While he appreciates the acclaim, Sloan says his favorite part of the show is the way it humanizes the hearty, hardworking individuals who strive so hard to keep travellers safe and happy when they fly.
Says Sloan: “People think the airport is populated by incompetents and that couldn’t be further from the truth. [Hopefully] what the show does is demystify the airport experience so maybe passengers will be a little more empathetic and understanding knowing what these people face on a daily basis, instead of just going: ‘Oh, that horrible, horrible airport and those horrible people.’”
And while nobody likes taking their shoes off in security or having their giant jars of peanut butter confiscated by TSA workers, if nothing else, Sloan hopes that Miami highlights the need for such measures in our post 9/11 world. “This place is on the front lines, man. They make a mistake and it has a long ripple of repercussions, so, I want people to realize that [Miami] isn’t a small, simple operation.”

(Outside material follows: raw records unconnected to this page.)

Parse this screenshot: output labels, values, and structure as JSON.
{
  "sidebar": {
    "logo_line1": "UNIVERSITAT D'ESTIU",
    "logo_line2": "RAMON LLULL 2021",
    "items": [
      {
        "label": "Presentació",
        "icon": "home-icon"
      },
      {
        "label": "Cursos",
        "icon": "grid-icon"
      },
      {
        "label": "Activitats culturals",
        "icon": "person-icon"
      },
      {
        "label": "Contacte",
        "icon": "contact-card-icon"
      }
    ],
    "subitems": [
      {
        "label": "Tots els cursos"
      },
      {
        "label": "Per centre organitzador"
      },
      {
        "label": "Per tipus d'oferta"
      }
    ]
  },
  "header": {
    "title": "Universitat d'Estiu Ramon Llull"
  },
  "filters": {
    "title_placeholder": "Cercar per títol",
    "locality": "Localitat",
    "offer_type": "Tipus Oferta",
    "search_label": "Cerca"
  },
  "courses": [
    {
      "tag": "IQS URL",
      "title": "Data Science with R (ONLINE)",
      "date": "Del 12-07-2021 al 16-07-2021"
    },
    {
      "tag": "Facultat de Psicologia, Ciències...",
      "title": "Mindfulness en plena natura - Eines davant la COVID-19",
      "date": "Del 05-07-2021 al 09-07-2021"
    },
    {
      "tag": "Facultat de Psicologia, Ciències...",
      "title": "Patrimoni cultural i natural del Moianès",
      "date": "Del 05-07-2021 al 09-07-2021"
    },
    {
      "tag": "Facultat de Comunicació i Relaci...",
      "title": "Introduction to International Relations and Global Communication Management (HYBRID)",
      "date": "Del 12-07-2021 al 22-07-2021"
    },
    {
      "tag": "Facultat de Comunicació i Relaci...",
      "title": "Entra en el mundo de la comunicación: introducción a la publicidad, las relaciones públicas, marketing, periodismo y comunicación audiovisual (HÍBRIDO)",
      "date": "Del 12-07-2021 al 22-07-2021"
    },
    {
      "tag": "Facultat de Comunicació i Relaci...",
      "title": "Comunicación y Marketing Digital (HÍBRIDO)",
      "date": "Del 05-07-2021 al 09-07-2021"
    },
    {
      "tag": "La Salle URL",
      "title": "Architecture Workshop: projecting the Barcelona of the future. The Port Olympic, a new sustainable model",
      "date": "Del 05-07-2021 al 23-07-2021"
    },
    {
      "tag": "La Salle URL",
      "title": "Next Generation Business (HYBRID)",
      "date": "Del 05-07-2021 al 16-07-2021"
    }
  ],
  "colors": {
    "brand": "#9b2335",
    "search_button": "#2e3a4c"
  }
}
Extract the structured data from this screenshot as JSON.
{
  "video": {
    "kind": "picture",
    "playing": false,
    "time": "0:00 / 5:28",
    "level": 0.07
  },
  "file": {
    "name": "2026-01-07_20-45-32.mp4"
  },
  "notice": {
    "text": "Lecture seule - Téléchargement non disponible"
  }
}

“Sometimes, I think people think they’re the only person flying. But, [at Miami] there’s close to 100,000 people a day, almost 40 million new passengers a year go through that airport. Forty million! That’s, like, 15% of the United States passing through that one facility a year.” Sloan explains. “And they’ve got to get to the right flight, they have to make connections, their luggage has to make it, the security has to be absolutely perfect and of course, they’d like to have a nice experience along the way. That’s a great story to tell.” Says Sloan. “I want to tell that story.”
And we, like the rest of the Miami-crazed fans in the industry, can’t wait to watch it!
Season one of Airport 24/7: Miami replays regularly on The Travel Channel; check your local listings for dates and times.